#### WORK REQUIRED:
The records that follow must be repeated exactly, line by line.
↓
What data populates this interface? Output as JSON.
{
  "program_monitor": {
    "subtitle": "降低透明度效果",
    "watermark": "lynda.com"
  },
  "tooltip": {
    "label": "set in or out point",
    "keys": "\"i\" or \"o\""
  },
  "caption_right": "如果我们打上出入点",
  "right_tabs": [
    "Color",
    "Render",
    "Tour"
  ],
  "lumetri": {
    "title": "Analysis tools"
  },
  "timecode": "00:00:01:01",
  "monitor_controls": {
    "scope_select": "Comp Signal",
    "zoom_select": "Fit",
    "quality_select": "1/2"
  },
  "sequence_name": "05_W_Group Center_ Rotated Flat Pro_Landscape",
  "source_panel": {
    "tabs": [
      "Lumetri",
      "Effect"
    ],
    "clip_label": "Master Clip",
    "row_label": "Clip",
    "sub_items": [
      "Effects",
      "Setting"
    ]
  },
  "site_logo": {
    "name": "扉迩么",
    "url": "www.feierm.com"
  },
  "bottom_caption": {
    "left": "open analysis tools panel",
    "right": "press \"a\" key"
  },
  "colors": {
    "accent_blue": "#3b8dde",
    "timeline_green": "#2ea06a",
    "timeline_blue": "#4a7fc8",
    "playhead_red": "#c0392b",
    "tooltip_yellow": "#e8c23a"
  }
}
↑
#### ANSWER BELOW:
What data populates this interface? Output as JSON.
{
  "program_monitor": {
    "subtitle": "降低透明度效果",
    "watermark": "lynda.com"
  },
  "tooltip": {
    "label": "set in or out point",
    "keys": "\"i\" or \"o\""
  },
  "caption_right": "如果我们打上出入点",
  "right_tabs": [
    "Color",
    "Render",
    "Tour"
  ],
  "lumetri": {
    "title": "Analysis tools"
  },
  "timecode": "00:00:01:01",
  "monitor_controls": {
    "scope_select": "Comp Signal",
    "zoom_select": "Fit",
    "quality_select": "1/2"
  },
  "sequence_name": "05_W_Group Center_ Rotated Flat Pro_Landscape",
  "source_panel": {
    "tabs": [
      "Lumetri",
      "Effect"
    ],
    "clip_label": "Master Clip",
    "row_label": "Clip",
    "sub_items": [
      "Effects",
      "Setting"
    ]
  },
  "site_logo": {
    "name": "扉迩么",
    "url": "www.feierm.com"
  },
  "bottom_caption": {
    "left": "open analysis tools panel",
    "right": "press \"a\" key"
  },
  "colors": {
    "accent_blue": "#3b8dde",
    "timeline_green": "#2ea06a",
    "timeline_blue": "#4a7fc8",
    "playhead_red": "#c0392b",
    "tooltip_yellow": "#e8c23a"
  }
}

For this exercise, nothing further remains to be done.